Wednesday, February 20, 2008

Little Bit About A Little Dog

Tali came to us from the Eagle County Humane Society. Like most mountain town humane societies Eagle is a no kill shelter. When they have room they take in animals for kill shelters around the state. Tali had been the youngest member of a feral pack in Mesa County when she was brought into the shelter. She and her brother were on the list to be put down when they got a free ride to Eagle. (Which I find ironic seeing as though the towns in Eagle County will buy a bus ticket for feral humans wandering their towns to ship them to other places.) We saw Tali’s picture on a web site and loaded up our older dog to make the drive to meet this little white puppy.
She was shy, timid, and quiet in clear opposition of her six-month-old puppy frame. She had been attacked by another dog and had a large bite wound on her muzzle. Because of this she spent her time in the shelter in quarantine. We took her out to play with our other dog Riddle and they got along, Riddle wasn’t quite sure what to do with her. My wife and I took Riddle on a long walk around the area, talked about this little white puppy, saw her one more time and that was that. We signed the paper work, loaded her into our car and we were now a two dog family.
We discussed names on the way home and Talus was our favorite.
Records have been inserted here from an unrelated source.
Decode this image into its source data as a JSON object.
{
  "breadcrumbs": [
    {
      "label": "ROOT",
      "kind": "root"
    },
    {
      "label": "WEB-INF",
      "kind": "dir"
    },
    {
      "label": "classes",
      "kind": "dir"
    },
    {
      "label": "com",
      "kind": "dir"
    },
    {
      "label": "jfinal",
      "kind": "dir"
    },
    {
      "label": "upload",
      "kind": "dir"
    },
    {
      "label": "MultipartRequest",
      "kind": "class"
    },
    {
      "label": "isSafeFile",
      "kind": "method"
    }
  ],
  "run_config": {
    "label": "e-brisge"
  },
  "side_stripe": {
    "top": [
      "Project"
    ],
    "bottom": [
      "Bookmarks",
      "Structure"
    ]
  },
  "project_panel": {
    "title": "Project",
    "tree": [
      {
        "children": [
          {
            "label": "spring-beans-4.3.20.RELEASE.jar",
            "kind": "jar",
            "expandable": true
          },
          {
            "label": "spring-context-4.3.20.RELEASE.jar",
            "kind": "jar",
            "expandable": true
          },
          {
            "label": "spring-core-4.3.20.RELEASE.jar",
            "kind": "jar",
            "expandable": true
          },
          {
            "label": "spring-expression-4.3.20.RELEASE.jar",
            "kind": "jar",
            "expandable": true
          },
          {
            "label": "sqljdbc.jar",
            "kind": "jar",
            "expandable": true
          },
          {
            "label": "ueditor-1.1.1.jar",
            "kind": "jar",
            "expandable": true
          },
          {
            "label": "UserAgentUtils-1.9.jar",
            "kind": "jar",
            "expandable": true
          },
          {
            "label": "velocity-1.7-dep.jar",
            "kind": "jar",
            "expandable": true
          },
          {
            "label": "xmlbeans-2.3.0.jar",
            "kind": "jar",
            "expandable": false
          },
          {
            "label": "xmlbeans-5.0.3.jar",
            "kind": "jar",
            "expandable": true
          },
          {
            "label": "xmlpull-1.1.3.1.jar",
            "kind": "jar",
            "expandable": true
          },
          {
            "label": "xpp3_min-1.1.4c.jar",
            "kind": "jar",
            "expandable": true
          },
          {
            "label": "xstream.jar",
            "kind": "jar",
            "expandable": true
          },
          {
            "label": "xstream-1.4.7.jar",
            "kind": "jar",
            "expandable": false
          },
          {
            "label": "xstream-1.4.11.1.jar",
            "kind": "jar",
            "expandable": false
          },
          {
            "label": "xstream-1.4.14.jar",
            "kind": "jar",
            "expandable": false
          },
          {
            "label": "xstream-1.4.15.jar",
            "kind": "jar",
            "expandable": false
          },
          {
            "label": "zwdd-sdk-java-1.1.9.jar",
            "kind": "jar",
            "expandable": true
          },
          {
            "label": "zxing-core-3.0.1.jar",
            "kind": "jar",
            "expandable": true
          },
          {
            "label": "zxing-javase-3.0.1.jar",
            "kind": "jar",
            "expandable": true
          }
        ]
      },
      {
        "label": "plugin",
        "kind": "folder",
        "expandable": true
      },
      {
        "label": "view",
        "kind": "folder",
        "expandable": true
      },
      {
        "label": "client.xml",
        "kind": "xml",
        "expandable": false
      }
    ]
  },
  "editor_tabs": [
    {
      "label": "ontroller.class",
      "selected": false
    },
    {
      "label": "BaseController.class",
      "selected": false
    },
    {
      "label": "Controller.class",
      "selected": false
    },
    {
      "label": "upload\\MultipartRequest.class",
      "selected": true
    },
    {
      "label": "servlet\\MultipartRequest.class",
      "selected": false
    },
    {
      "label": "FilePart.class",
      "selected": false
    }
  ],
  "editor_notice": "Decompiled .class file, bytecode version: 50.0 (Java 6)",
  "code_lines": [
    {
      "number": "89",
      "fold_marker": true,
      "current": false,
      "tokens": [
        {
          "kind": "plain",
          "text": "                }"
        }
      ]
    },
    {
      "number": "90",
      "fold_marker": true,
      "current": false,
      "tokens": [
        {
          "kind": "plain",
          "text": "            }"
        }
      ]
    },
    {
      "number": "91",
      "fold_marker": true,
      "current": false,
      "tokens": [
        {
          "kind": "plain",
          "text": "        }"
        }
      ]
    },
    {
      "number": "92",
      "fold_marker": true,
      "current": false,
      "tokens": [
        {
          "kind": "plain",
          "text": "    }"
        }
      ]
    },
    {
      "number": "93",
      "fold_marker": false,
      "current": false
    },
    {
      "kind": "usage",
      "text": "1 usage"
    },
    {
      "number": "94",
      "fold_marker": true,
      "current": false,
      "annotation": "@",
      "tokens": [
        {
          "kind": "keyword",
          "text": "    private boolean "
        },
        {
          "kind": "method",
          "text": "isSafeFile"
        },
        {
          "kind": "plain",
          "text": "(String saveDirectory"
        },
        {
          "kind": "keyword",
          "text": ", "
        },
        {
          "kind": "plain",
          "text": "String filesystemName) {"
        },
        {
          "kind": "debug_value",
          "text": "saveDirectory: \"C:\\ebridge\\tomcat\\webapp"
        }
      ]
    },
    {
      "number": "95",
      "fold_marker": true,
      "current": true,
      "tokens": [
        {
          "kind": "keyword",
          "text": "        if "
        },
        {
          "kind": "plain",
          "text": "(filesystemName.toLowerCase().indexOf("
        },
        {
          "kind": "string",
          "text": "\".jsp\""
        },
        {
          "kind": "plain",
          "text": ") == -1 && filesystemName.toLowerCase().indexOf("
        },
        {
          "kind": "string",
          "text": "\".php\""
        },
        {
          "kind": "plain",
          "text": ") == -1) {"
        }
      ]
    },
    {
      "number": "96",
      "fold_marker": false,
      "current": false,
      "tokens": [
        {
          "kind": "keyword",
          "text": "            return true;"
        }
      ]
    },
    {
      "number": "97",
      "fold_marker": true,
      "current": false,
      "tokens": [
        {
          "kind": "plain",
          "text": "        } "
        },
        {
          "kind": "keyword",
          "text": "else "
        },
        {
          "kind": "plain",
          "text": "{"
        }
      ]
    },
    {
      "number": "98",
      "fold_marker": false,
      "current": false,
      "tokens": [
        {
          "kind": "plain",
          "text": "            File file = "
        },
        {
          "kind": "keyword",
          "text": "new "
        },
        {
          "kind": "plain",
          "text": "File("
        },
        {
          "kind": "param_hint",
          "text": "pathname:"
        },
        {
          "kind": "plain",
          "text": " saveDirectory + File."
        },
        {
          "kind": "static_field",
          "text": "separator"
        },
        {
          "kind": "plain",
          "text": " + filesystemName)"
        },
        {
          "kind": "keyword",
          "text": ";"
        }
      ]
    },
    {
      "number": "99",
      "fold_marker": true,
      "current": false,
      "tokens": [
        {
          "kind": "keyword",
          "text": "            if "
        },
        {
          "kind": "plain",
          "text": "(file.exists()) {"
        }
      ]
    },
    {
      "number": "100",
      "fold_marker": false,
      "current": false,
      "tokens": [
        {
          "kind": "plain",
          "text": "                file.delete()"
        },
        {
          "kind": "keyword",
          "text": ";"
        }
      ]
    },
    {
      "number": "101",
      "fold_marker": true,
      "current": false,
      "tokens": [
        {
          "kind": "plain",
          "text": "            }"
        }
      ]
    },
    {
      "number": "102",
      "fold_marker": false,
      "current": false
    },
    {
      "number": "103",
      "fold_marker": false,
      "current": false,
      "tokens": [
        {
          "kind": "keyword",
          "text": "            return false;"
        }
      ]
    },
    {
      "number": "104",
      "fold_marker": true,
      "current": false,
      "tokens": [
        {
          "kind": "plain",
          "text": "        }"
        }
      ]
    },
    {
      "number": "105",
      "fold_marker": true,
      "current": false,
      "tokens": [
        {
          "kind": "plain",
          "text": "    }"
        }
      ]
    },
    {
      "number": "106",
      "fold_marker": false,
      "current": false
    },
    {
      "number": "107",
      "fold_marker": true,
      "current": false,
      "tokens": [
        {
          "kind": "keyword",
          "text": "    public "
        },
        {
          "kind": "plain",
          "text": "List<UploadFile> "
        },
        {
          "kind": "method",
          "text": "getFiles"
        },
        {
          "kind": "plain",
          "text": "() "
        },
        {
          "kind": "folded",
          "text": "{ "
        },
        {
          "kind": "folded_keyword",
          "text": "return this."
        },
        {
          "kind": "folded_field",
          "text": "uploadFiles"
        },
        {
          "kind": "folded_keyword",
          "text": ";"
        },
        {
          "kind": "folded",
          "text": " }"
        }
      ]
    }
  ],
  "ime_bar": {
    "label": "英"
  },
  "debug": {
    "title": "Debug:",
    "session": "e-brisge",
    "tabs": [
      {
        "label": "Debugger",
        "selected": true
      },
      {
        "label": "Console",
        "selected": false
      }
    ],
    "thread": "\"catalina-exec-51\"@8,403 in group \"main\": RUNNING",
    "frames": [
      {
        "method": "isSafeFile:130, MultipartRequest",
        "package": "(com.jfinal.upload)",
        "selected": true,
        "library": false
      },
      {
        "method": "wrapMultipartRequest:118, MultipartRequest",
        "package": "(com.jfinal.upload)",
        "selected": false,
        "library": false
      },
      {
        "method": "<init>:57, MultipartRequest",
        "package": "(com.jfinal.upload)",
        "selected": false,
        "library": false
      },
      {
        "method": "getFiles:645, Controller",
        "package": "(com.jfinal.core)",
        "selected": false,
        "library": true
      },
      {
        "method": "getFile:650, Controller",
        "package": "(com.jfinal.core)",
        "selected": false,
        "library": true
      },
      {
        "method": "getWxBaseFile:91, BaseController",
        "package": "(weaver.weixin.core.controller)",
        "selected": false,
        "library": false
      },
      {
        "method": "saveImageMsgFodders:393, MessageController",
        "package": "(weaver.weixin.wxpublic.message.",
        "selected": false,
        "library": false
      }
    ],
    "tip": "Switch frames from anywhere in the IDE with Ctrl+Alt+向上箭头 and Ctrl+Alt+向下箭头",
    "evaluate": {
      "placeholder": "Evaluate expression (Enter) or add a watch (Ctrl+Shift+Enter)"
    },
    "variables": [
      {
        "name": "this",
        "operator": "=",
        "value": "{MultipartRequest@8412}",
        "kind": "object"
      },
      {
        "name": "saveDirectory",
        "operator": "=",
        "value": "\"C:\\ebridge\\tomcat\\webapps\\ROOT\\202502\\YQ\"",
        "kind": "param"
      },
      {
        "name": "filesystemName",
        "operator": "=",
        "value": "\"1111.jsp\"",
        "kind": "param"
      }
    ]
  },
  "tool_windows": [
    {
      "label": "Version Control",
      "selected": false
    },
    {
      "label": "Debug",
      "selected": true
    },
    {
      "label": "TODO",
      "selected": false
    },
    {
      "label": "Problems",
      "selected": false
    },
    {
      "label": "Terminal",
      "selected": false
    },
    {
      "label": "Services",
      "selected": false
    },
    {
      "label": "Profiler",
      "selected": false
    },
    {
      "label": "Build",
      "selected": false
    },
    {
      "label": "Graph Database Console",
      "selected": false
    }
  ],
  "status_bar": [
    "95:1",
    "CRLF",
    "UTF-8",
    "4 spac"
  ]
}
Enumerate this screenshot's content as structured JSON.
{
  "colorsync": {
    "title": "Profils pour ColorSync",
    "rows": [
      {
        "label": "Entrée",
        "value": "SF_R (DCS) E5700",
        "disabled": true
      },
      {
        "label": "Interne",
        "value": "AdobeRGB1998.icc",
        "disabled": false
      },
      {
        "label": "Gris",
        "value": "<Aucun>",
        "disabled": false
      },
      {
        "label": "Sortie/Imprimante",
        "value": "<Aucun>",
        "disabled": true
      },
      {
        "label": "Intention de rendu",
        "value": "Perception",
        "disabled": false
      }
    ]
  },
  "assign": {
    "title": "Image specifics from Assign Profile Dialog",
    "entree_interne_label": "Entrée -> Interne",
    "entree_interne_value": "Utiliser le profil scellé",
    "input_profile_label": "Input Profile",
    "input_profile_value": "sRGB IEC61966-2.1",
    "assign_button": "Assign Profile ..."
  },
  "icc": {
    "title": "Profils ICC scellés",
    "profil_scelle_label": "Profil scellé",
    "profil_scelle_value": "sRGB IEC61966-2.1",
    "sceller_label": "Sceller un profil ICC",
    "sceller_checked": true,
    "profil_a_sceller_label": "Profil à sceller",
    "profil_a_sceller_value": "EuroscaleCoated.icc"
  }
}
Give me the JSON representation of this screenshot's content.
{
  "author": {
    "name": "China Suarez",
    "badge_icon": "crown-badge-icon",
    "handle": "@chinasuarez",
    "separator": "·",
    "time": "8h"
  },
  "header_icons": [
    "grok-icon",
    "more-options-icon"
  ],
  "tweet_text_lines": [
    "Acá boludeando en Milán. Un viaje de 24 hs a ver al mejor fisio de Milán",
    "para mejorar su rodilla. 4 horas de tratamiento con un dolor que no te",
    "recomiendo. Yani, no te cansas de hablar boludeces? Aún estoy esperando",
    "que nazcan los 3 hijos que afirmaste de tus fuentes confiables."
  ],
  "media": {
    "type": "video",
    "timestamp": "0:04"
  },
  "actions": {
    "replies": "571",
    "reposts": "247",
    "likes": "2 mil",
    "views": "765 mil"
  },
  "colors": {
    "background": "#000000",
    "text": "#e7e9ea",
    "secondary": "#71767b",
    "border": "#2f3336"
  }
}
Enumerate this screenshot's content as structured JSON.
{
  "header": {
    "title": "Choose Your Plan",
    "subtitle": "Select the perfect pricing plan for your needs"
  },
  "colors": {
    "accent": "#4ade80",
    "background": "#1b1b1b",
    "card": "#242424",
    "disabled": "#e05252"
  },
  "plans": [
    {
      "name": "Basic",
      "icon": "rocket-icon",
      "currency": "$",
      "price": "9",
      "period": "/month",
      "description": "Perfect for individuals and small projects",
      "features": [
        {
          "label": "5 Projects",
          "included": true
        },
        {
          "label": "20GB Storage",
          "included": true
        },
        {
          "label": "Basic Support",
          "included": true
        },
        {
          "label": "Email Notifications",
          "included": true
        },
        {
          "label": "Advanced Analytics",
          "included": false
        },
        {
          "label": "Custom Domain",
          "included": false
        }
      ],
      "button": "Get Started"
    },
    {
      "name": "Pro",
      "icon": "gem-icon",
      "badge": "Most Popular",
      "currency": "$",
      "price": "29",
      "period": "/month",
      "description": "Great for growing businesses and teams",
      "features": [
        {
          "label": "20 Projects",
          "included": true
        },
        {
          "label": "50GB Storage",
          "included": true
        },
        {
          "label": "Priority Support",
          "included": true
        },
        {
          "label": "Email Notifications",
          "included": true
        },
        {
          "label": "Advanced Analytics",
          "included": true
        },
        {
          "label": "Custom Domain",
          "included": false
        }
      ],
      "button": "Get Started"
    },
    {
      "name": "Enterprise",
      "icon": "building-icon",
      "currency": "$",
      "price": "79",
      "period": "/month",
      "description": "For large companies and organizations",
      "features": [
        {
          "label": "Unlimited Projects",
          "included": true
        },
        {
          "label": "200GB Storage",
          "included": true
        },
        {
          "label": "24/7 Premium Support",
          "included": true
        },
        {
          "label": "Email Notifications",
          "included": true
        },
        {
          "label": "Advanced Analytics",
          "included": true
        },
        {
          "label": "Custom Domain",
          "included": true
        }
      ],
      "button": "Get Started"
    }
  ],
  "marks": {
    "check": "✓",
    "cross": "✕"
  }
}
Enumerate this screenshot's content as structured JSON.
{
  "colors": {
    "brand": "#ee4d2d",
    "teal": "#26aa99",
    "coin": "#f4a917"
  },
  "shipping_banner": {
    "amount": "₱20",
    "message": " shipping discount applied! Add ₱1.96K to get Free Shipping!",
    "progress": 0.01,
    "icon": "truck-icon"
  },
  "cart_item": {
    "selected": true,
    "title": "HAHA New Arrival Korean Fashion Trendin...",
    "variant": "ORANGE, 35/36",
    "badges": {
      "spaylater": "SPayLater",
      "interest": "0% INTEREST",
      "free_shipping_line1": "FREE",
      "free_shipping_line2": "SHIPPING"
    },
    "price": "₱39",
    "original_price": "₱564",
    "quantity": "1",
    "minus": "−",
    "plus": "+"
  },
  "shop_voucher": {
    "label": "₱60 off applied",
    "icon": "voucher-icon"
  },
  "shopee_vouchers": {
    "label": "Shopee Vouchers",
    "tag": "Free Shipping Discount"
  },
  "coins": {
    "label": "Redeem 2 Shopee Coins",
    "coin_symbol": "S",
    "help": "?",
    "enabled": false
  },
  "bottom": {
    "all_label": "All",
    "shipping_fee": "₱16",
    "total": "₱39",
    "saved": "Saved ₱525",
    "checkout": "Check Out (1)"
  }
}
Our first night with her was a foreshadowing of the months to come. When it was time to take the dogs for their nightly walk it was snowing, (yes this was June) with 50mph winds and felt like total chaos. Tali was terrified and shook and refused to pee. So we made the decision that we would just have to clean up after her in the morning.
The weeks to come we learned what we were in for. Tali it turns out loves to talk, she barks at just about anything she can. She was terrified of any dog, car, person, tree, leaf, or shadow we came across on our walks. She was so petrified that she would hurl herself into the air in absolute hysterics anytime we came across another dog. Two full one on one dog training sessions later and weeks of constant obedience work, we weren’t sure if we could give this little puppy the home she needed. However, we made the commitment to take this dog in and we need to do what ever it took to make her happy.

(more to come)


Cesar Millan said...

You need to be pack leader. Become calm assertive and dog, dog will become calm submissive. You strive for calm submissive and you have happy dog and happy owner.

Bitter McFrontranger said...

I didn't realize most mountain towns humane societies were no-kill. Do they even sell leashes in Colorado mountain towns? Because all I ever see are dogs with some sort of climbing rope around their collar - and they're usually alone and tied to a fence or a tree for hours out in front of some coffee shop in Vail/Steamboat/Telluride/you-name-it-ski town.

Dave Philipps said...

No, that coffee shop is the no-kill shelter. They just leave em tied out there until some hippie takes 'em. Like Hunter.